(Material to process begins)
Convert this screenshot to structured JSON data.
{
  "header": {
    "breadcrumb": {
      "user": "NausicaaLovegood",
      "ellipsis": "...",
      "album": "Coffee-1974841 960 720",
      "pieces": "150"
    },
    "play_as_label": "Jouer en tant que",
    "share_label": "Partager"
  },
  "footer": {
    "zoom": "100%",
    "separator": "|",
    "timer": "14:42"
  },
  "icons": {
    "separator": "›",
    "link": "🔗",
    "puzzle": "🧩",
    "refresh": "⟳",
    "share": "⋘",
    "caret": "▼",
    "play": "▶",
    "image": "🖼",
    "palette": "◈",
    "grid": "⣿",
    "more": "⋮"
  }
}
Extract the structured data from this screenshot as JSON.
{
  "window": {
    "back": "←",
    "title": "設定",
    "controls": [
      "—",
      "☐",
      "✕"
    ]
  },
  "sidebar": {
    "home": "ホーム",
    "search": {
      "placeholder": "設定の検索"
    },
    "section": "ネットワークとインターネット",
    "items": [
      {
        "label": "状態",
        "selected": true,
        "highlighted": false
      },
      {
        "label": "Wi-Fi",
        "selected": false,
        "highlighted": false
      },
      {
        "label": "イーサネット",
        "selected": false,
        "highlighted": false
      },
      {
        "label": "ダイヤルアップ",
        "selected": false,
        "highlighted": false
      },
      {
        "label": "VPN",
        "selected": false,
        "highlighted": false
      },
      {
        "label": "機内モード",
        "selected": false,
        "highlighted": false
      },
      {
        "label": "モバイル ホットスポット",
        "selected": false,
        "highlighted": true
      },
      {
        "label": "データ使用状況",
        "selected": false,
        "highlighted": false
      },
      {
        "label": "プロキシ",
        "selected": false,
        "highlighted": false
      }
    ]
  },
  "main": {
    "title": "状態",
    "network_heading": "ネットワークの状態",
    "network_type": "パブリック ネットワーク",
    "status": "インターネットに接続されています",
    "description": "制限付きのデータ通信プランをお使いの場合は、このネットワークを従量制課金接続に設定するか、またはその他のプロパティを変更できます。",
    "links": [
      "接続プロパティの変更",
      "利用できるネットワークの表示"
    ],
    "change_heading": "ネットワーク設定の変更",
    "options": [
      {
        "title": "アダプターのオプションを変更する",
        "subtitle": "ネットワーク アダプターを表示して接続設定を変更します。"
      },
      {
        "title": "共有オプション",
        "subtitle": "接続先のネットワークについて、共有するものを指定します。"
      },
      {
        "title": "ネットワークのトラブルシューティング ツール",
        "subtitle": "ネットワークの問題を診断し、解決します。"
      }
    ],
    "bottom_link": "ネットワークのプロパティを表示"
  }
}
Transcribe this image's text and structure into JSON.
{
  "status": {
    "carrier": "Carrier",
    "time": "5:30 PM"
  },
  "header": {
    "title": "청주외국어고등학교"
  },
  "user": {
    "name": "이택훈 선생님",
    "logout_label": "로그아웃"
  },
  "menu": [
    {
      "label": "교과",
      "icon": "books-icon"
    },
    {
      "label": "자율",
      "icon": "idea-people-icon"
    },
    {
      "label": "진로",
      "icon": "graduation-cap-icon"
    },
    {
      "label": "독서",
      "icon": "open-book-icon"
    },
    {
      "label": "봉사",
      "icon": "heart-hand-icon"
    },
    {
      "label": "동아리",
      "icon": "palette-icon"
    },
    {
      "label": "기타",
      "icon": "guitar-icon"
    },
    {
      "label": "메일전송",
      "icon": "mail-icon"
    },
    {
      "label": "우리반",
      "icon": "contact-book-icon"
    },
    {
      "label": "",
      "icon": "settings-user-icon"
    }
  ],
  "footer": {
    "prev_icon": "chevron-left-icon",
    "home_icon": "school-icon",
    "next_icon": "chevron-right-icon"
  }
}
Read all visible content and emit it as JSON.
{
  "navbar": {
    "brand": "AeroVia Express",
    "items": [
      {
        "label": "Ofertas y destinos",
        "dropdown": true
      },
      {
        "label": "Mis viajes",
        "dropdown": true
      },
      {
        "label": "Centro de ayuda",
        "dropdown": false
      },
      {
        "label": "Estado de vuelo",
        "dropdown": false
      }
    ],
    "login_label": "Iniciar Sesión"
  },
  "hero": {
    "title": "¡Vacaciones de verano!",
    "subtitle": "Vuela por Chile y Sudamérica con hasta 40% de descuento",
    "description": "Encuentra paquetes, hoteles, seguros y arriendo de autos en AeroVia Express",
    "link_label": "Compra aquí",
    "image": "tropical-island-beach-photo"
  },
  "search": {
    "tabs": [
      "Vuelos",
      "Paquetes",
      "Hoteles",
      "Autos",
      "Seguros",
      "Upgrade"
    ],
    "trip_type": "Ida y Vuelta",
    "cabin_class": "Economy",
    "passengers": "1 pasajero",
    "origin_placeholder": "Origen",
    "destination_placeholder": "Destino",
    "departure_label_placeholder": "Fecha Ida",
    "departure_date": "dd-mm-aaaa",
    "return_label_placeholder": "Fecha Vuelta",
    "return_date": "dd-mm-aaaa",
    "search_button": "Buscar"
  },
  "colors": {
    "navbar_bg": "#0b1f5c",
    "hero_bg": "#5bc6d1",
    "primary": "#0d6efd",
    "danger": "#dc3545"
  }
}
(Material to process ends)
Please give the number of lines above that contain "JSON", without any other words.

4